Outside of my obligations as a performer in GhostFood, there are, of course, my responsibilities as a student. Let me remind you (and myself), this is still a class. Yes, we’re putting up a piece of performance art multiple times in the coming months at various quintessential Baltimore locations, but we’re also meeting for two and a half hours each Monday and reading everything from the history of peanuts to Autonomy, Antagonism, and The Aesthetic during the week. We’re analyzing GhostFood’s place in artistic discourse, but also in the scientific, futuristic food truck spectrum. Class participation requires not only discussion of Claire Bishop’s opinions on relational antagonism, but also that we get up in front of each other and practice performing in character for Miriam to direct/critique us. It’s a singular experience that I cannot wait to share in full.

image c/o Miriam Simun

 I decided to devote an entire blog to this class partly because of how weirdly superb it is, but also for the precedent it sets for humanities courses at Hopkins. GhostFood requires the sort of hands-on approach that people generally associate with science and math-oriented classes here — think building a robot or participating in lab — but that has just as much importance in the other facets of a liberal arts education. It feels like we’re “building” something in GhostFood, but rather than it be technology for BME Design Team or computer code, it’s a real live art exhibition, a very different apparatus for people to interact with/use as they will. While I still have my moments of performance nervousness and insecurity about art-related naïveté (Tiravanija! Hirschhorn! Palais de Tokyo!

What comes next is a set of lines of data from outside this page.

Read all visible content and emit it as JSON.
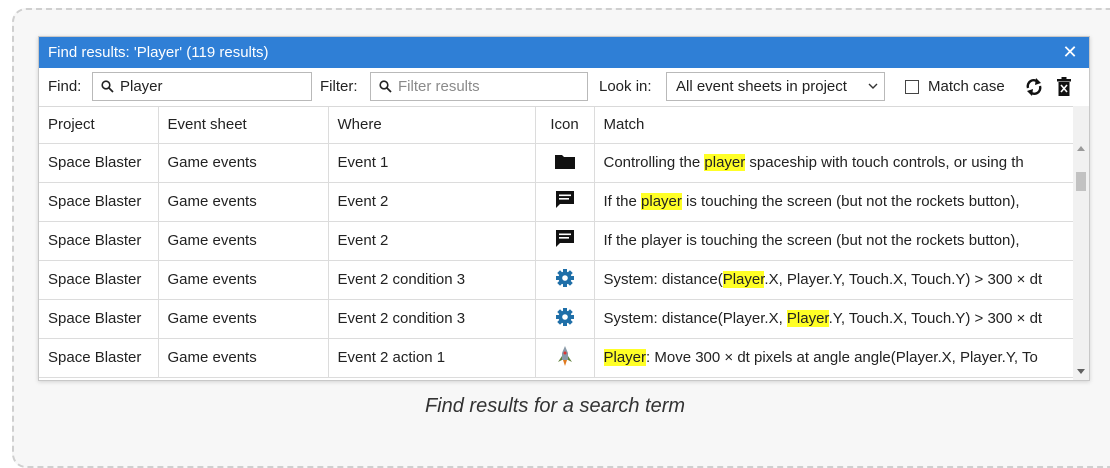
{
  "window": {
    "title": "Find results: 'Player' (119 results)",
    "close_glyph": "✕"
  },
  "toolbar": {
    "find_label": "Find:",
    "find_value": "Player",
    "filter_label": "Filter:",
    "filter_placeholder": "Filter results",
    "lookin_label": "Look in:",
    "lookin_value": "All event sheets in project",
    "matchcase_label": "Match case",
    "matchcase_checked": false,
    "refresh_icon": "refresh-icon",
    "clear_icon": "trash-icon"
  },
  "table": {
    "columns": [
      "Project",
      "Event sheet",
      "Where",
      "Icon",
      "Match"
    ],
    "rows": [
      {
        "project": "Space Blaster",
        "sheet": "Game events",
        "where": "Event 1",
        "icon": "folder-icon",
        "match_pre": "Controlling the ",
        "match_hl": "player",
        "match_post": " spaceship with touch controls, or using th"
      },
      {
        "project": "Space Blaster",
        "sheet": "Game events",
        "where": "Event 2",
        "icon": "comment-icon",
        "match_pre": "If the ",
        "match_hl": "player",
        "match_post": " is touching the screen (but not the rockets button),"
      },
      {
        "project": "Space Blaster",
        "sheet": "Game events",
        "where": "Event 2",
        "icon": "comment-icon",
        "match_pre": "If the player is touching the screen (but not the rockets button),",
        "match_hl": "",
        "match_post": ""
      },
      {
        "project": "Space Blaster",
        "sheet": "Game events",
        "where": "Event 2 condition 3",
        "icon": "gear-icon",
        "match_pre": "System: distance(",
        "match_hl": "Player",
        "match_post": ".X, Player.Y, Touch.X, Touch.Y) > 300 × dt"
      },
      {
        "project": "Space Blaster",
        "sheet": "Game events",
        "where": "Event 2 condition 3",
        "icon": "gear-icon",
        "match_pre": "System: distance(Player.X, ",
        "match_hl": "Player",
        "match_post": ".Y, Touch.X, Touch.Y) > 300 × dt"
      },
      {
        "project": "Space Blaster",
        "sheet": "Game events",
        "where": "Event 2 action 1",
        "icon": "rocket-icon",
        "match_pre": "",
        "match_hl": "Player",
        "match_post": ": Move 300 × dt pixels at angle angle(Player.X, Player.Y, To"
      }
    ]
  },
  "caption": "Find results for a search term",
  "colors": {
    "titlebar": "#2f7fd6",
    "highlight": "#ffff26",
    "gear": "#1f6fa8"
  }
}
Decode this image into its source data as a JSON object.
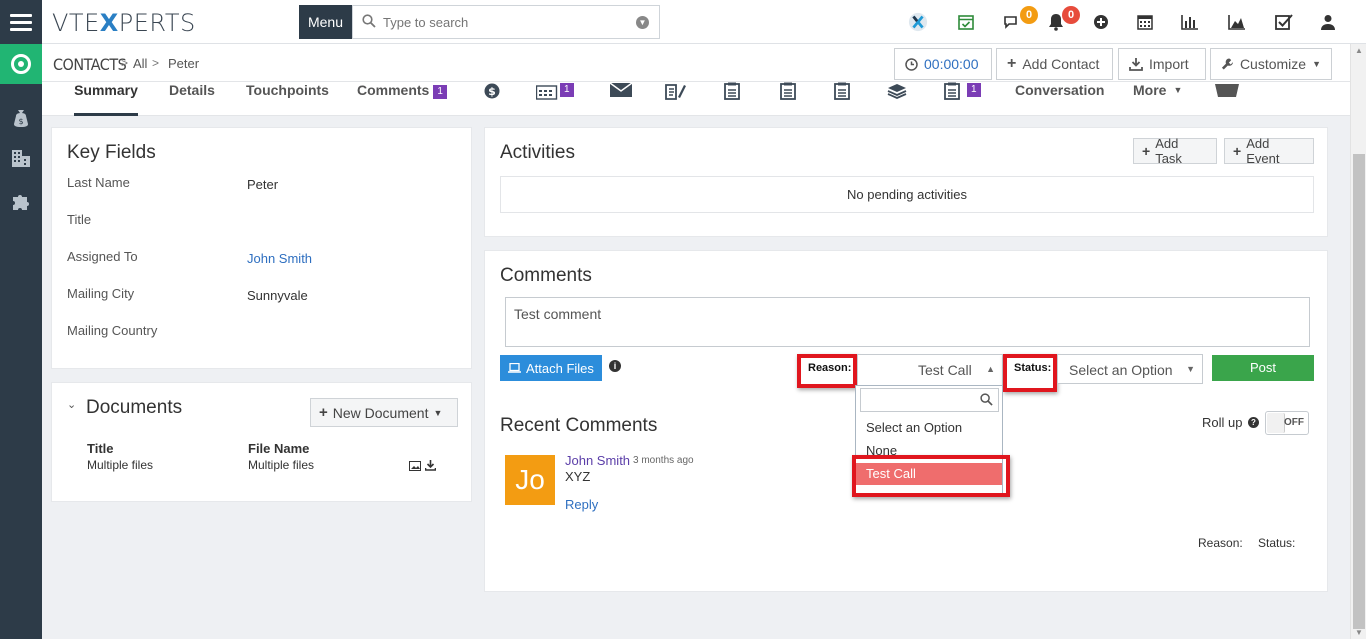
{
  "topbar": {
    "logo_left": "VTE",
    "logo_x": "X",
    "logo_right": "PERTS",
    "menu_label": "Menu",
    "search_placeholder": "Type to search",
    "chat_badge": "0",
    "notif_badge": "0",
    "icons": [
      "vtiger-x-icon",
      "calendar-check-icon",
      "chat-icon",
      "bell-icon",
      "plus-circle-icon",
      "calendar-icon",
      "bar-chart-icon",
      "area-chart-icon",
      "checkbox-icon",
      "user-icon"
    ]
  },
  "breadcrumb": {
    "module": "CONTACTS",
    "sep": ">",
    "filter": "All",
    "record": "Peter"
  },
  "header_actions": {
    "timer": "00:00:00",
    "add_contact": "Add Contact",
    "import": "Import",
    "customize": "Customize"
  },
  "tabs": {
    "summary": "Summary",
    "details": "Details",
    "touchpoints": "Touchpoints",
    "comments": "Comments",
    "comments_count": "1",
    "calendar_count": "1",
    "docs_count": "1",
    "conversation": "Conversation",
    "more": "More"
  },
  "key_fields": {
    "title": "Key Fields",
    "rows": [
      {
        "label": "Last Name",
        "value": "Peter"
      },
      {
        "label": "Title",
        "value": ""
      },
      {
        "label": "Assigned To",
        "value": "John Smith"
      },
      {
        "label": "Mailing City",
        "value": "Sunnyvale"
      },
      {
        "label": "Mailing Country",
        "value": ""
      }
    ]
  },
  "documents": {
    "title": "Documents",
    "new_button": "New Document",
    "col_title": "Title",
    "col_file": "File Name",
    "row_title": "Multiple files",
    "row_file": "Multiple files"
  },
  "activities": {
    "title": "Activities",
    "add_task": "Add Task",
    "add_event": "Add Event",
    "empty": "No pending activities"
  },
  "comments": {
    "title": "Comments",
    "input_value": "Test comment",
    "attach": "Attach Files",
    "reason_label": "Reason:",
    "reason_value": "Test Call",
    "status_label": "Status:",
    "status_value": "Select an Option",
    "post": "Post",
    "dropdown_options": [
      "Select an Option",
      "None",
      "Test Call"
    ],
    "recent_title": "Recent Comments",
    "rollup_label": "Roll up",
    "rollup_state": "OFF",
    "item": {
      "avatar": "Jo",
      "author": "John Smith",
      "time": "3 months ago",
      "text": "XYZ",
      "reply": "Reply",
      "reason": "Reason:",
      "status": "Status:"
    }
  },
  "colors": {
    "rail": "#2d3b48",
    "accent_green": "#21b573",
    "highlight_red": "#e0161e",
    "post_green": "#3aa54b",
    "attach_blue": "#2c8ddb"
  }
}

I just learned about all of these things!), they ultimately contribute to my passion for the class and for the personal interests of mine to which it relates. I’m beyond grateful for what GhostFood has taught me thus far, and I can only hope that Hopkins creates more humanities courses like it in years to come.